I will rise in morning light
and thirst no longer.
Once, I strode across bright fields
between houses, between roads.
I listened to the catbird’s call from the tanglebush.
I pocketed her song, should I need it later.
This is how it is. The count of our days
like waves that break unseen behind hills.
Wash of a tide that sustains us, barely an echo
as we go about our day.
Our business is not what we thought here,
not what we were taught to want at all,
but what we saw in the mirror
when we were eleven,
the age my daughter is now.
I hope she won’t forget, won’t be lost
like the rest of us for decades.
A secret knowledge simmers in us.
I will pass beyond those hills.
This knowledge comforts me now.
It curls up like a cat beside me.
No trumpets. No angels. Only tea by the window,
breakers swelling in the distance,
if I’m not mistaken.
Alfred Fournier is an entomologist, writer and community volunteer living in Phoenix, Arizona.

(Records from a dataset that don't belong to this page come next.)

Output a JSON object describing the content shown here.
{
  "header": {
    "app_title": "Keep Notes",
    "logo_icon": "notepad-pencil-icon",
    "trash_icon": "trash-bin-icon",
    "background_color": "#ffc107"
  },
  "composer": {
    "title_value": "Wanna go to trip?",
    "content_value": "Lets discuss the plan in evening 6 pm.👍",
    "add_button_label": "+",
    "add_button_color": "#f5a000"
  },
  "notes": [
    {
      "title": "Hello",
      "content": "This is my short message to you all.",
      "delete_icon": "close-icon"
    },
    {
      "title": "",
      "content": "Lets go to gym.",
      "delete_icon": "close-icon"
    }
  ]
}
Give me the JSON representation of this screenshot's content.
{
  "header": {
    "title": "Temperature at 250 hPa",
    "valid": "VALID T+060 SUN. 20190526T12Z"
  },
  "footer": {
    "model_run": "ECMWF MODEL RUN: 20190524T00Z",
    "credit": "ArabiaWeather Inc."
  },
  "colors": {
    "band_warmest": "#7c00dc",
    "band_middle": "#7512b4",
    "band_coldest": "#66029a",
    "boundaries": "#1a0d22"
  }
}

His nonfiction and poetry have appeared in Amethyst Review, Delmarva Review, American Journal of Poetry, Lunch Ticket, Gyroscope Review, The Indianapolis Review and elsewhere. New work is forthcoming at Blue Unicorn and Drunk Monkeys. His Twitter handle is @AlfredFournier4.
ClaspGod did extraordinary miracles through Paul, so that even handkerchiefs and aprons that had touched him were taken to the sick, and their illnesses were cured and the evil spirits left them. -- Acts, 19 11-12
Thousands of years after,
thousands of miles away
from so much as the dust
of any piece of cloth or cup
your hands had handled,
or had bumped or brushed
against you, I still search
for particles, vestiges
of what came into contact
with you, whether left
in the veins of leaves
or in the soil on a stone,
whatever could be carried,
somehow, across the sea
and the centuries, brought
to me by sympathetic wind
or the friendliest of waves,
by a caregiving Earth
as if offering me some soup,
not necessarily to heal me
or because I had a demon
to evict, just to acknowledge
that to be a disciple is not
simply to follow but to adhere
to both teaching and teacher,
secured not like a strand
of hair curled inside a locket
but like a locket’s chain,
links that want only to
encircle, to hold on.
Shane Schick is the founder of a publication about customer experience design called 360 Magazine. His poetry has recently appeared in Ekstasis, Macrina Magazine and other publications. He lives in Whitby, Ont. with his wife, an Anglican priest and their three children. More: ShaneSchick.com/Poetry. Twitter: @ShaneSchick.